■ Extracted records
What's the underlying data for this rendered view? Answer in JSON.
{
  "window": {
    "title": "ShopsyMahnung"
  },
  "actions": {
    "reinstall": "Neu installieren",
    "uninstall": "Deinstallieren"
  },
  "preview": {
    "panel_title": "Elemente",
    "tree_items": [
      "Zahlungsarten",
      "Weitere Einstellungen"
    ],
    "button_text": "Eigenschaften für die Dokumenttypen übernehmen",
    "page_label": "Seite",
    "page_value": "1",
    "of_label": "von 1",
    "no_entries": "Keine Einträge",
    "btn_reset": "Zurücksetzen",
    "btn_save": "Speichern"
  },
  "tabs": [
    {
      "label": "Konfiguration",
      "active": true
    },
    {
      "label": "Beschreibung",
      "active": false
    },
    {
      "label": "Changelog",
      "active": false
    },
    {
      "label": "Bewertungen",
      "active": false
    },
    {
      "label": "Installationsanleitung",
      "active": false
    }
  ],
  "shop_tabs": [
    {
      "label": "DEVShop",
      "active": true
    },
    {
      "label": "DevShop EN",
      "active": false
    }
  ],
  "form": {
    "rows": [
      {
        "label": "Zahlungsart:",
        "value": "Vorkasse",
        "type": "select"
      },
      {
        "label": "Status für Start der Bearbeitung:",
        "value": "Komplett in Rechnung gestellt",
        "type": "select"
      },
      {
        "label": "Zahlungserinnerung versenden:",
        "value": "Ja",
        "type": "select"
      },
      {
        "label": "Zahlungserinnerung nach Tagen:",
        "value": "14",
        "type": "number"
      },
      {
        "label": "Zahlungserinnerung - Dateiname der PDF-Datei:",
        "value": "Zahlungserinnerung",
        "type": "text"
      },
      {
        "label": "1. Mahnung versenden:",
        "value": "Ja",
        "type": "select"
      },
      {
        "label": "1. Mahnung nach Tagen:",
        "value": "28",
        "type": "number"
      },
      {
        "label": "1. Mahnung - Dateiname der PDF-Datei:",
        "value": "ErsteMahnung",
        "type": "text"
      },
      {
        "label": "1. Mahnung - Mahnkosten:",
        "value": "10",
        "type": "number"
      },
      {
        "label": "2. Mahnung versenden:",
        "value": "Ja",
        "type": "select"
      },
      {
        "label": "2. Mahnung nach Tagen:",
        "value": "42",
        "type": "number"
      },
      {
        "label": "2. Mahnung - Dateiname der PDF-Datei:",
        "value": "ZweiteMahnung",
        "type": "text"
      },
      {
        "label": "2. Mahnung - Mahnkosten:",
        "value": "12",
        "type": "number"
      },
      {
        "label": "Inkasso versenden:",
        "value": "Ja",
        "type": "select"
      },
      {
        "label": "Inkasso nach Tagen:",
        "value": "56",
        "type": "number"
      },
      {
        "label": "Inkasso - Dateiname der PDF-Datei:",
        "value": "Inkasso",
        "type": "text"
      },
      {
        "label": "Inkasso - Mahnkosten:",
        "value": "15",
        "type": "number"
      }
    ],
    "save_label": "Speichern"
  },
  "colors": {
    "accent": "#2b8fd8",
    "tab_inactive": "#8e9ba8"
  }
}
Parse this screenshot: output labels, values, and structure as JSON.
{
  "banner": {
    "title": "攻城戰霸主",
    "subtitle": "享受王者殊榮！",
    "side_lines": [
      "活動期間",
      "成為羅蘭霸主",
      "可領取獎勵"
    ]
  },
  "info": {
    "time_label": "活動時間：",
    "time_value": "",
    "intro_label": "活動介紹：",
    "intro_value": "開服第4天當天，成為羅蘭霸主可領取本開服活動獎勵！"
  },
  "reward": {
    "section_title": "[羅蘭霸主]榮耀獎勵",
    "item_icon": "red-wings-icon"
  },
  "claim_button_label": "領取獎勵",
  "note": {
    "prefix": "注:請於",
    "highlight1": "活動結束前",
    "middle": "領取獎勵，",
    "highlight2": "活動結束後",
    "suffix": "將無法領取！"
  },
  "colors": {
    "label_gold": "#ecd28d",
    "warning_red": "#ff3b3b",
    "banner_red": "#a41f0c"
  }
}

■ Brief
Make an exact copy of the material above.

■ Your solution
What's the underlying data for this rendered view? Answer in JSON.
{
  "window": {
    "title": "ShopsyMahnung"
  },
  "actions": {
    "reinstall": "Neu installieren",
    "uninstall": "Deinstallieren"
  },
  "preview": {
    "panel_title": "Elemente",
    "tree_items": [
      "Zahlungsarten",
      "Weitere Einstellungen"
    ],
    "button_text": "Eigenschaften für die Dokumenttypen übernehmen",
    "page_label": "Seite",
    "page_value": "1",
    "of_label": "von 1",
    "no_entries": "Keine Einträge",
    "btn_reset": "Zurücksetzen",
    "btn_save": "Speichern"
  },
  "tabs": [
    {
      "label": "Konfiguration",
      "active": true
    },
    {
      "label": "Beschreibung",
      "active": false
    },
    {
      "label": "Changelog",
      "active": false
    },
    {
      "label": "Bewertungen",
      "active": false
    },
    {
      "label": "Installationsanleitung",
      "active": false
    }
  ],
  "shop_tabs": [
    {
      "label": "DEVShop",
      "active": true
    },
    {
      "label": "DevShop EN",
      "active": false
    }
  ],
  "form": {
    "rows": [
      {
        "label": "Zahlungsart:",
        "value": "Vorkasse",
        "type": "select"
      },
      {
        "label": "Status für Start der Bearbeitung:",
        "value": "Komplett in Rechnung gestellt",
        "type": "select"
      },
      {
        "label": "Zahlungserinnerung versenden:",
        "value": "Ja",
        "type": "select"
      },
      {
        "label": "Zahlungserinnerung nach Tagen:",
        "value": "14",
        "type": "number"
      },
      {
        "label": "Zahlungserinnerung - Dateiname der PDF-Datei:",
        "value": "Zahlungserinnerung",
        "type": "text"
      },
      {
        "label": "1. Mahnung versenden:",
        "value": "Ja",
        "type": "select"
      },
      {
        "label": "1. Mahnung nach Tagen:",
        "value": "28",
        "type": "number"
      },
      {
        "label": "1. Mahnung - Dateiname der PDF-Datei:",
        "value": "ErsteMahnung",
        "type": "text"
      },
      {
        "label": "1. Mahnung - Mahnkosten:",
        "value": "10",
        "type": "number"
      },
      {
        "label": "2. Mahnung versenden:",
        "value": "Ja",
        "type": "select"
      },
      {
        "label": "2. Mahnung nach Tagen:",
        "value": "42",
        "type": "number"
      },
      {
        "label": "2. Mahnung - Dateiname der PDF-Datei:",
        "value": "ZweiteMahnung",
        "type": "text"
      },
      {
        "label": "2. Mahnung - Mahnkosten:",
        "value": "12",
        "type": "number"
      },
      {
        "label": "Inkasso versenden:",
        "value": "Ja",
        "type": "select"
      },
      {
        "label": "Inkasso nach Tagen:",
        "value": "56",
        "type": "number"
      },
      {
        "label": "Inkasso - Dateiname der PDF-Datei:",
        "value": "Inkasso",
        "type": "text"
      },
      {
        "label": "Inkasso - Mahnkosten:",
        "value": "15",
        "type": "number"
      }
    ],
    "save_label": "Speichern"
  },
  "colors": {
    "accent": "#2b8fd8",
    "tab_inactive": "#8e9ba8"
  }
}
Parse this screenshot: output labels, values, and structure as JSON.
{
  "banner": {
    "title": "攻城戰霸主",
    "subtitle": "享受王者殊榮！",
    "side_lines": [
      "活動期間",
      "成為羅蘭霸主",
      "可領取獎勵"
    ]
  },
  "info": {
    "time_label": "活動時間：",
    "time_value": "",
    "intro_label": "活動介紹：",
    "intro_value": "開服第4天當天，成為羅蘭霸主可領取本開服活動獎勵！"
  },
  "reward": {
    "section_title": "[羅蘭霸主]榮耀獎勵",
    "item_icon": "red-wings-icon"
  },
  "claim_button_label": "領取獎勵",
  "note": {
    "prefix": "注:請於",
    "highlight1": "活動結束前",
    "middle": "領取獎勵，",
    "highlight2": "活動結束後",
    "suffix": "將無法領取！"
  },
  "colors": {
    "label_gold": "#ecd28d",
    "warning_red": "#ff3b3b",
    "banner_red": "#a41f0c"
  }
}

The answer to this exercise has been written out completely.